In 2001, Vermont communities began holding "one-day events". A nice start, which the rest of the USA wished it followed.
By 2007, events were passe. Most communities had permanent collection programs. Like tires, white goods, auto batteries, air conditioners, etc. a small fee applied. People paid it, by and for all.
In 2009, two Giants came to Vermont to "participate".
One "Steward" went to the communities with long established shared (consumer, municipality, recycler) electronics recycling programs, and said "I'll play too". Sony started to pay for the recycling of all of their products, collected through the ongoing system. No major press, but residents who drove up with a Sony to recycle were surprisedly pleased that it was for free.
The other "Steward" (Samsung) paid an out of state recycling conglomerate to come in and hold "one day" free events. Their recycler is a really good company (though it has virually 0% reuse), and they collected thousands on pounds on a few Saturdays, and vanished. It sent the signal - if you paid before, you were a sucker. If you waited until tomorrow? Too bad.
One OEM program builds upon Vermont's established 84% access program. The other cannibalizes it, taking material and money out of the system. Then they take their subsidies and leave.
The Dell Goodwill program and Staples programs are between the two - not participating in the existing infrastructure, not limited to one day. But no "heavy lifting"... they are taking computer scrap, which Good Point makes money on, and leave the heavy obsolete TVs for the Vermont municipalities to carry.
Here's our plan. If a manufacturer wants to choose an out of state conglomerate, no problem, but please allow the existing infrastructure access to it. Samsung could have had trailerloads delivered to their vendor from Vermont, saving shipping costs. We don't insist on processing our own material. For the Goodwill program, Good Point Recycling has followed suit, offering computer recycling for free, and increasing the costs on TVs. That should, theoretically, allow us to deliver the monitors we collected for free to Goodwill. If their real interest is supporting the infrastructure to include places in VT with no Goodwill (there's only one store in VT), then they should take the computers collected for free in other places, and allow Good Point to deliver them (free delivery). So far, they will accept monitors for free only from our clients, not ones we collect free from our clients.
Meanwhile, as we pass the costs onto the TVs no one is fighting for, it increases the pressure on municipalities to back legislation, like New York's, to pass costs to OEMs. I am not a big believer in putting the Manufacturer (fox) in charge of the reuse market (henhouse). But Good Point also can't be sending the signals to municipality clients that we are deaf to the TV costs being passed down to their residents, as we compete more aggressively for the computers.
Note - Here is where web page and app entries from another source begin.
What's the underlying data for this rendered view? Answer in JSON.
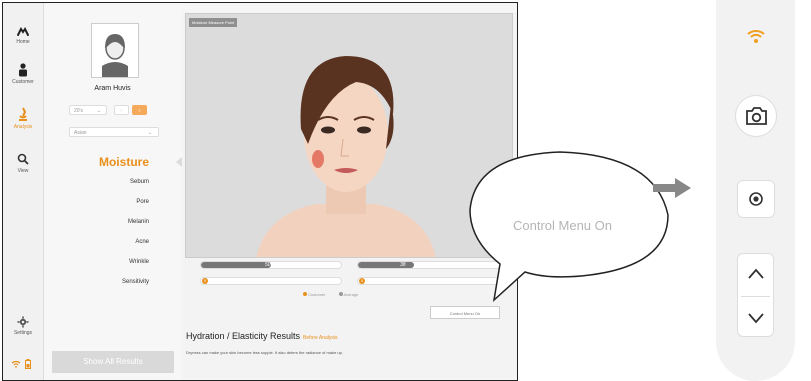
{
  "nav": {
    "items": [
      {
        "label": "Home",
        "icon": "home-icon"
      },
      {
        "label": "Customer",
        "icon": "person-icon"
      },
      {
        "label": "Analysis",
        "icon": "microscope-icon",
        "active": true
      },
      {
        "label": "View",
        "icon": "magnifier-icon"
      },
      {
        "label": "Settings",
        "icon": "gear-icon"
      }
    ],
    "status_icons": [
      "wifi-icon",
      "battery-icon"
    ]
  },
  "customer": {
    "name": "Aram Huvis",
    "age_select": "20's",
    "ethnicity_select": "Asian",
    "gender_options": [
      "male",
      "female"
    ],
    "selected_gender": "female"
  },
  "analysis_menu": {
    "items": [
      "Moisture",
      "Sebum",
      "Pore",
      "Melanin",
      "Acne",
      "Wrinkle",
      "Sensitivity"
    ],
    "selected": "Moisture"
  },
  "show_all_label": "Show All Results",
  "face_panel": {
    "label": "Moisture Measure Point"
  },
  "results": {
    "customer_value": "50",
    "average_value": "38",
    "customer_pct": 0.5,
    "average_pct": 0.38,
    "legend_customer": "Customer",
    "legend_average": "Average",
    "control_menu_label": "Control Menu On",
    "title": "Hydration / Elasticity Results",
    "title_badge": "Before Analysis",
    "description": "Dryness can make your skin become less supple. It also deters the radiance of make up."
  },
  "callout": {
    "text": "Control Menu On"
  },
  "colors": {
    "accent": "#e8901c",
    "bar": "#777777"
  },
  "right_panel": {
    "buttons": [
      "wifi-icon",
      "camera-icon",
      "record-icon",
      "chevron-up-icon",
      "chevron-down-icon"
    ]
  }
}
You'd think by now, Good Point or the Vermont ANR would have gotten a phone call from Panasonic, Sharp, Toshiba, Samsung, etc. An attaboy, something that says they appreciate that VT consumers and municipalties set up a viable system without them. Maybe recognition that the market they are interfering in has a value. Maybe try to work out a way to participate within it.
Sony is the only manufacturer to dialogue with us. The Samsung program? Like Goodwill, their recycling conglomerate / contractor refused to allow us to deliver Samsung and other product to them, whether or not we took it for free. The national recycling company instead uses the grants to target "free" recycling directly at key Vermont Cities with long established permanent drop-off programs. If Samsung maps where their dollars are being spent, they will see them grouped up in areas where the conglomerate wishes to take over the permanent program. Nothing in Arizona, where TVs are not collected, lots spent where New England recyclers have already set up a viable "shared responsibility" system.
I hope whoever is in charge at Samsung takes a look at how the national contractor is spending their money in a land-grab, to take away tonnage from programs that were already set up without their help. How much did they spend per capita on Vermonters, vs states which have never had an e-waste collection? How many of those Vermonters already had a sustainable, long-maintained, shared responsibility program? How does use of their grant money differ from Standard Oil, offering penny-a-gallon gasoline for six months in the areas they were interested in gaining market share?
Fortunately for us? Anti-trust laws are enforced by the Vermont Attorney General's office.
Trying to keep my powder dry. There aren't really any bad guys in this story, just clumsy people who probably have not thought through the unintended consequences, or at worst don't have a lawyer telling them about the Sherman Act. If they were successful in putting Good Point Recycling out of business, do the OEMs really want me to be blogging full time? Putting us out of work is bad for legislation, bad for access to TV recycling, and bad for the planet. The guys at Sony have been participating in the municipal recycling infrastructure longer than anyone else, since the 1990s. Our shared responsibility, coupon-model, is worth a look.